══ Listed entries ══

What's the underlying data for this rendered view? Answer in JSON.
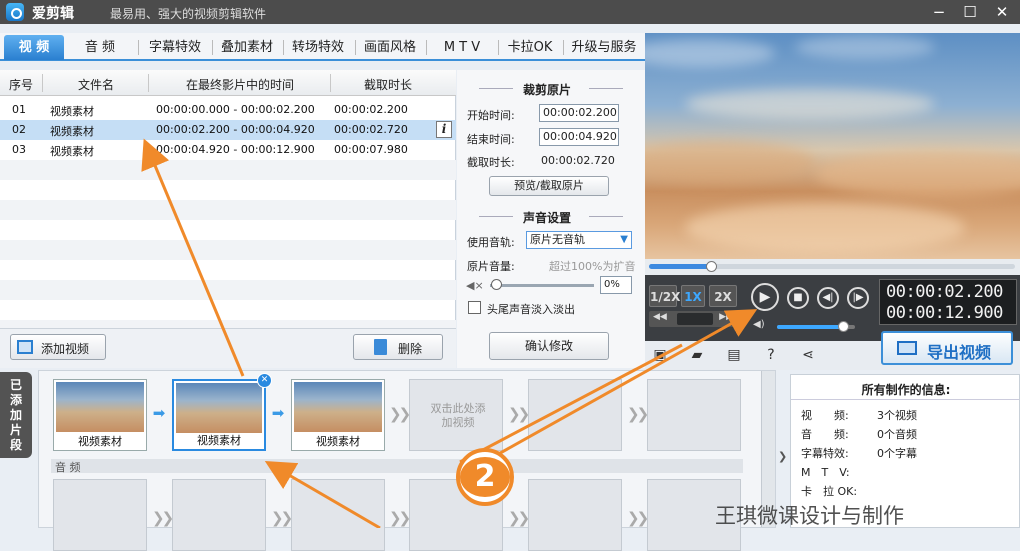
{
  "app": {
    "name": "爱剪辑",
    "slogan": "最易用、强大的视频剪辑软件",
    "min": "−",
    "max": "☐",
    "close": "✕"
  },
  "tabs": [
    {
      "label": "视 频"
    },
    {
      "label": "音 频"
    },
    {
      "label": "字幕特效"
    },
    {
      "label": "叠加素材"
    },
    {
      "label": "转场特效"
    },
    {
      "label": "画面风格"
    },
    {
      "label": "M T V"
    },
    {
      "label": "卡拉OK"
    },
    {
      "label": "升级与服务"
    }
  ],
  "table": {
    "headers": [
      "序号",
      "文件名",
      "在最终影片中的时间",
      "截取时长"
    ],
    "rows": [
      {
        "index": "01",
        "name": "视频素材",
        "span": "00:00:00.000 - 00:00:02.200",
        "duration": "00:00:02.200"
      },
      {
        "index": "02",
        "name": "视频素材",
        "span": "00:00:02.200 - 00:00:04.920",
        "duration": "00:00:02.720"
      },
      {
        "index": "03",
        "name": "视频素材",
        "span": "00:00:04.920 - 00:00:12.900",
        "duration": "00:00:07.980"
      }
    ],
    "info": "i"
  },
  "list_actions": {
    "add": "添加视频",
    "delete": "删除"
  },
  "crop": {
    "title": "裁剪原片",
    "start_label": "开始时间:",
    "start_value": "00:00:02.200",
    "end_label": "结束时间:",
    "end_value": "00:00:04.920",
    "duration_label": "截取时长:",
    "duration_value": "00:00:02.720",
    "preview_button": "预览/截取原片"
  },
  "sound": {
    "title": "声音设置",
    "track_label": "使用音轨:",
    "track_value": "原片无音轨",
    "volume_label": "原片音量:",
    "volume_hint": "超过100%为扩音",
    "volume_value": "0%",
    "fade_label": "头尾声音淡入淡出",
    "confirm": "确认修改"
  },
  "player": {
    "progress": 0.17,
    "speeds": [
      "1/2X",
      "1X",
      "2X"
    ],
    "current_time": "00:00:02.200",
    "total_time": "00:00:12.900",
    "volume": 0.85,
    "export": "导出视频"
  },
  "strip": {
    "tab_label": "已添加片段",
    "clips": [
      {
        "name": "视频素材"
      },
      {
        "name": "视频素材"
      },
      {
        "name": "视频素材"
      }
    ],
    "add_hint": "双击此处添加视频",
    "audio_label": "音 频"
  },
  "summary": {
    "title": "所有制作的信息:",
    "items": [
      {
        "k": "视　　频:",
        "v": "3个视频"
      },
      {
        "k": "音　　频:",
        "v": "0个音频"
      },
      {
        "k": "字幕特效:",
        "v": "0个字幕"
      },
      {
        "k": "M　T　V:",
        "v": ""
      },
      {
        "k": "卡　拉 OK:",
        "v": ""
      }
    ]
  },
  "annotation": {
    "badge": "2",
    "watermark": "王琪微课设计与制作"
  },
  "colors": {
    "accent": "#2a7fd0",
    "arrow": "#f08a2a"
  }
}
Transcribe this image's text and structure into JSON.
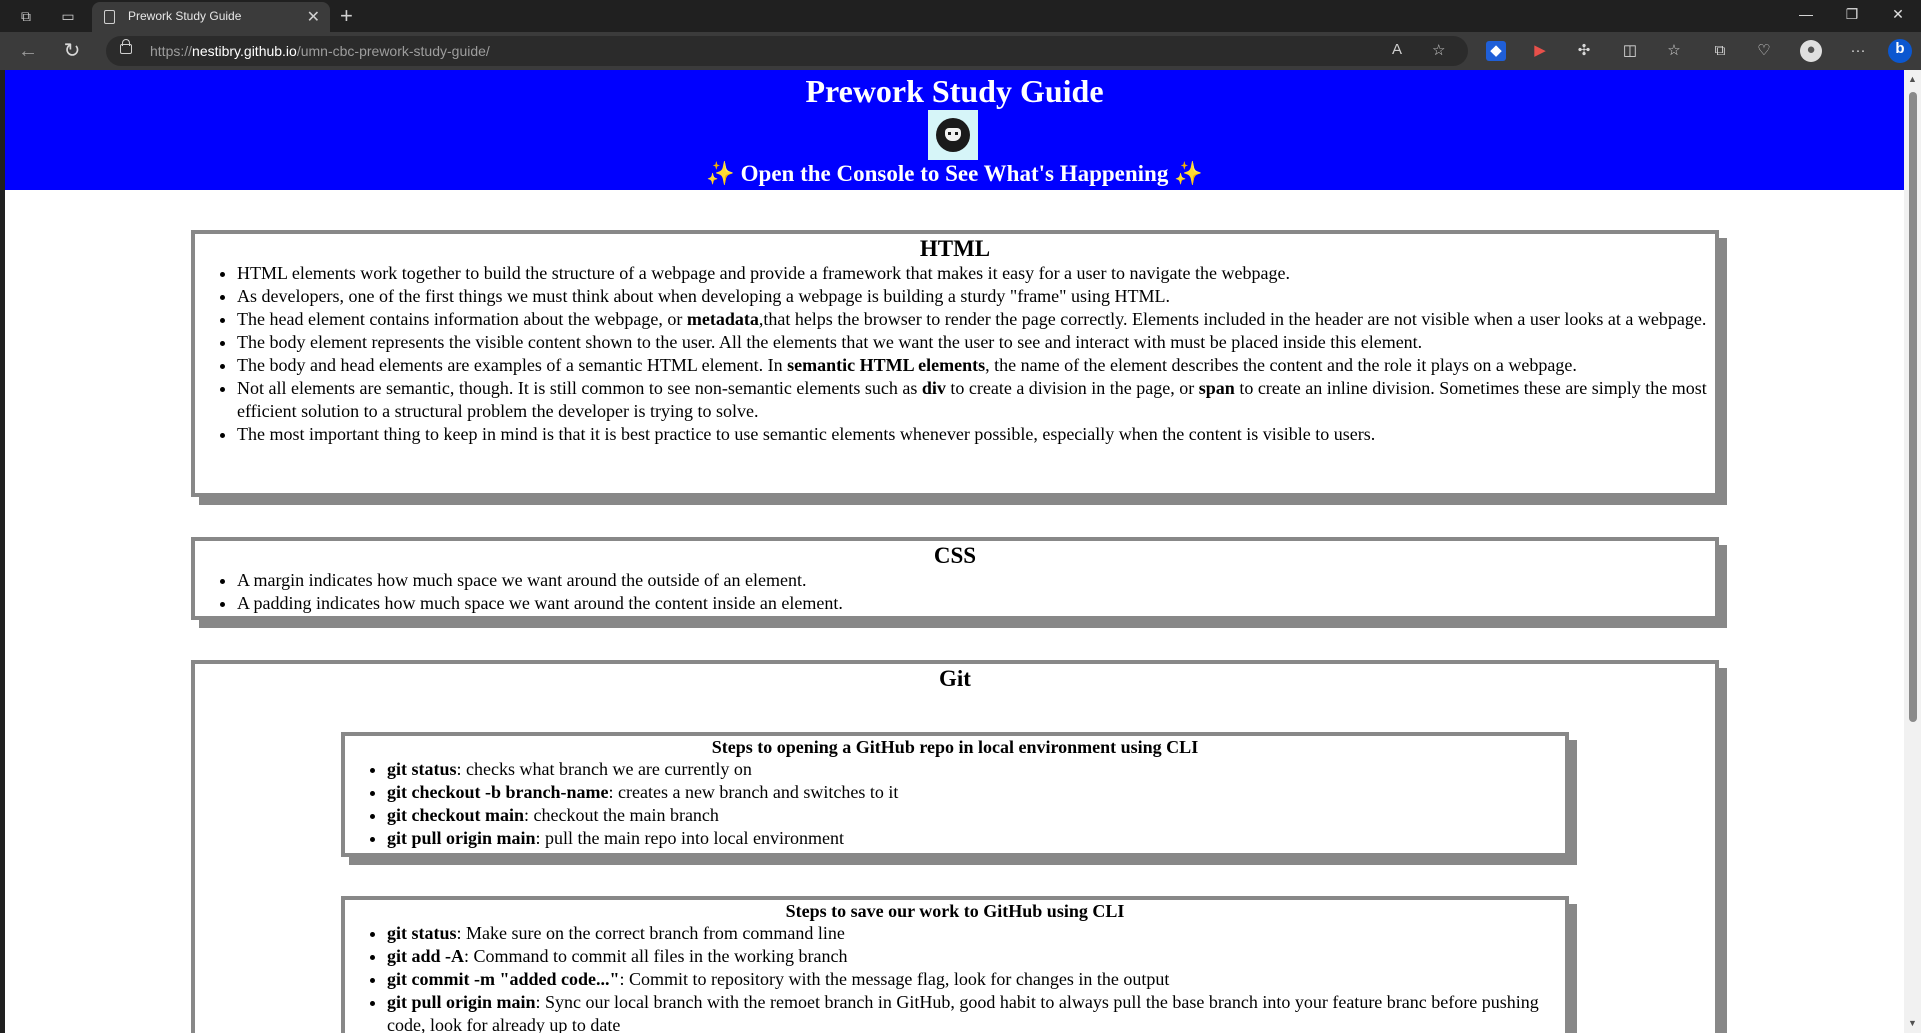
{
  "browser": {
    "tab_title": "Prework Study Guide",
    "url_prefix": "https://",
    "url_host": "nestibry.github.io",
    "url_path": "/umn-cbc-prework-study-guide/"
  },
  "header": {
    "title": "Prework Study Guide",
    "subtitle": "✨ Open the Console to See What's Happening ✨",
    "colors": {
      "background": "#0000ff",
      "text": "#ffffff"
    }
  },
  "sections": {
    "html": {
      "title": "HTML",
      "items": [
        [
          "HTML elements work together to build the structure of a webpage and provide a framework that makes it easy for a user to navigate the webpage."
        ],
        [
          "As developers, one of the first things we must think about when developing a webpage is building a sturdy \"frame\" using HTML."
        ],
        [
          "The head element contains information about the webpage, or ",
          "metadata",
          ",that helps the browser to render the page correctly. Elements included in the header are not visible when a user looks at a webpage."
        ],
        [
          "The body element represents the visible content shown to the user. All the elements that we want the user to see and interact with must be placed inside this element."
        ],
        [
          "The body and head elements are examples of a semantic HTML element. In ",
          "semantic HTML elements",
          ", the name of the element describes the content and the role it plays on a webpage."
        ],
        [
          "Not all elements are semantic, though. It is still common to see non-semantic elements such as ",
          "div",
          " to create a division in the page, or ",
          "span",
          " to create an inline division. Sometimes these are simply the most efficient solution to a structural problem the developer is trying to solve."
        ],
        [
          "The most important thing to keep in mind is that it is best practice to use semantic elements whenever possible, especially when the content is visible to users."
        ]
      ]
    },
    "css": {
      "title": "CSS",
      "items": [
        [
          "A margin indicates how much space we want around the outside of an element."
        ],
        [
          "A padding indicates how much space we want around the content inside an element."
        ]
      ]
    },
    "git": {
      "title": "Git",
      "groups": [
        {
          "title": "Steps to opening a GitHub repo in local environment using CLI",
          "items": [
            [
              "",
              "git status",
              ": checks what branch we are currently on"
            ],
            [
              "",
              "git checkout -b branch-name",
              ": creates a new branch and switches to it"
            ],
            [
              "",
              "git checkout main",
              ": checkout the main branch"
            ],
            [
              "",
              "git pull origin main",
              ": pull the main repo into local environment"
            ]
          ]
        },
        {
          "title": "Steps to save our work to GitHub using CLI",
          "items": [
            [
              "",
              "git status",
              ": Make sure on the correct branch from command line"
            ],
            [
              "",
              "git add -A",
              ": Command to commit all files in the working branch"
            ],
            [
              "",
              "git commit -m \"added code...\"",
              ": Commit to repository with the message flag, look for changes in the output"
            ],
            [
              "",
              "git pull origin main",
              ": Sync our local branch with the remoet branch in GitHub, good habit to always pull the base branch into your feature branc before pushing code, look for already up to date"
            ]
          ]
        }
      ]
    }
  }
}
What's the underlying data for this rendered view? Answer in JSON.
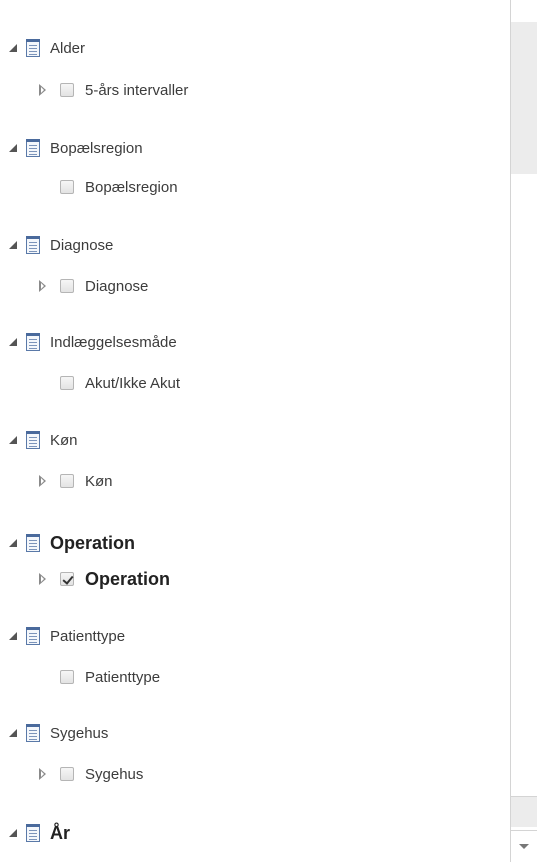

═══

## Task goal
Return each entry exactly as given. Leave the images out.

## Answer box
What's the underlying data for this rendered view? Answer in JSON.
{
  "app": {
    "name": "爱剪辑",
    "slogan": "最易用、强大的视频剪辑软件",
    "min": "−",
    "max": "☐",
    "close": "✕"
  },
  "tabs": [
    {
      "label": "视 频"
    },
    {
      "label": "音 频"
    },
    {
      "label": "字幕特效"
    },
    {
      "label": "叠加素材"
    },
    {
      "label": "转场特效"
    },
    {
      "label": "画面风格"
    },
    {
      "label": "M T V"
    },
    {
      "label": "卡拉OK"
    },
    {
      "label": "升级与服务"
    }
  ],
  "table": {
    "headers": [
      "序号",
      "文件名",
      "在最终影片中的时间",
      "截取时长"
    ],
    "rows": [
      {
        "index": "01",
        "name": "视频素材",
        "span": "00:00:00.000 - 00:00:02.200",
        "duration": "00:00:02.200"
      },
      {
        "index": "02",
        "name": "视频素材",
        "span": "00:00:02.200 - 00:00:04.920",
        "duration": "00:00:02.720"
      },
      {
        "index": "03",
        "name": "视频素材",
        "span": "00:00:04.920 - 00:00:12.900",
        "duration": "00:00:07.980"
      }
    ],
    "info": "i"
  },
  "list_actions": {
    "add": "添加视频",
    "delete": "删除"
  },
  "crop": {
    "title": "裁剪原片",
    "start_label": "开始时间:",
    "start_value": "00:00:02.200",
    "end_label": "结束时间:",
    "end_value": "00:00:04.920",
    "duration_label": "截取时长:",
    "duration_value": "00:00:02.720",
    "preview_button": "预览/截取原片"
  },
  "sound": {
    "title": "声音设置",
    "track_label": "使用音轨:",
    "track_value": "原片无音轨",
    "volume_label": "原片音量:",
    "volume_hint": "超过100%为扩音",
    "volume_value": "0%",
    "fade_label": "头尾声音淡入淡出",
    "confirm": "确认修改"
  },
  "player": {
    "progress": 0.17,
    "speeds": [
      "1/2X",
      "1X",
      "2X"
    ],
    "current_time": "00:00:02.200",
    "total_time": "00:00:12.900",
    "volume": 0.85,
    "export": "导出视频"
  },
  "strip": {
    "tab_label": "已添加片段",
    "clips": [
      {
        "name": "视频素材"
      },
      {
        "name": "视频素材"
      },
      {
        "name": "视频素材"
      }
    ],
    "add_hint": "双击此处添加视频",
    "audio_label": "音 频"
  },
  "summary": {
    "title": "所有制作的信息:",
    "items": [
      {
        "k": "视　　频:",
        "v": "3个视频"
      },
      {
        "k": "音　　频:",
        "v": "0个音频"
      },
      {
        "k": "字幕特效:",
        "v": "0个字幕"
      },
      {
        "k": "M　T　V:",
        "v": ""
      },
      {
        "k": "卡　拉 OK:",
        "v": ""
      }
    ]
  },
  "annotation": {
    "badge": "2",
    "watermark": "王琪微课设计与制作"
  },
  "colors": {
    "accent": "#2a7fd0",
    "arrow": "#f08a2a"
  }
}
Transcribe this image's text and structure into JSON.
{
  "browser": {
    "tab_title": "Prework Study Guide",
    "url_prefix": "https://",
    "url_host": "nestibry.github.io",
    "url_path": "/umn-cbc-prework-study-guide/"
  },
  "header": {
    "title": "Prework Study Guide",
    "subtitle": "✨ Open the Console to See What's Happening ✨",
    "colors": {
      "background": "#0000ff",
      "text": "#ffffff"
    }
  },
  "sections": {
    "html": {
      "title": "HTML",
      "items": [
        [
          "HTML elements work together to build the structure of a webpage and provide a framework that makes it easy for a user to navigate the webpage."
        ],
        [
          "As developers, one of the first things we must think about when developing a webpage is building a sturdy \"frame\" using HTML."
        ],
        [
          "The head element contains information about the webpage, or ",
          "metadata",
          ",that helps the browser to render the page correctly. Elements included in the header are not visible when a user looks at a webpage."
        ],
        [
          "The body element represents the visible content shown to the user. All the elements that we want the user to see and interact with must be placed inside this element."
        ],
        [
          "The body and head elements are examples of a semantic HTML element. In ",
          "semantic HTML elements",
          ", the name of the element describes the content and the role it plays on a webpage."
        ],
        [
          "Not all elements are semantic, though. It is still common to see non-semantic elements such as ",
          "div",
          " to create a division in the page, or ",
          "span",
          " to create an inline division. Sometimes these are simply the most efficient solution to a structural problem the developer is trying to solve."
        ],
        [
          "The most important thing to keep in mind is that it is best practice to use semantic elements whenever possible, especially when the content is visible to users."
        ]
      ]
    },
    "css": {
      "title": "CSS",
      "items": [
        [
          "A margin indicates how much space we want around the outside of an element."
        ],
        [
          "A padding indicates how much space we want around the content inside an element."
        ]
      ]
    },
    "git": {
      "title": "Git",
      "groups": [
        {
          "title": "Steps to opening a GitHub repo in local environment using CLI",
          "items": [
            [
              "",
              "git status",
              ": checks what branch we are currently on"
            ],
            [
              "",
              "git checkout -b branch-name",
              ": creates a new branch and switches to it"
            ],
            [
              "",
              "git checkout main",
              ": checkout the main branch"
            ],
            [
              "",
              "git pull origin main",
              ": pull the main repo into local environment"
            ]
          ]
        },
        {
          "title": "Steps to save our work to GitHub using CLI",
          "items": [
            [
              "",
              "git status",
              ": Make sure on the correct branch from command line"
            ],
            [
              "",
              "git add -A",
              ": Command to commit all files in the working branch"
            ],
            [
              "",
              "git commit -m \"added code...\"",
              ": Commit to repository with the message flag, look for changes in the output"
            ],
            [
              "",
              "git pull origin main",
              ": Sync our local branch with the remoet branch in GitHub, good habit to always pull the base branch into your feature branc before pushing code, look for already up to date"
            ]
          ]
        }
      ]
    }
  }
}
What's the underlying data for this rendered view? Answer in JSON.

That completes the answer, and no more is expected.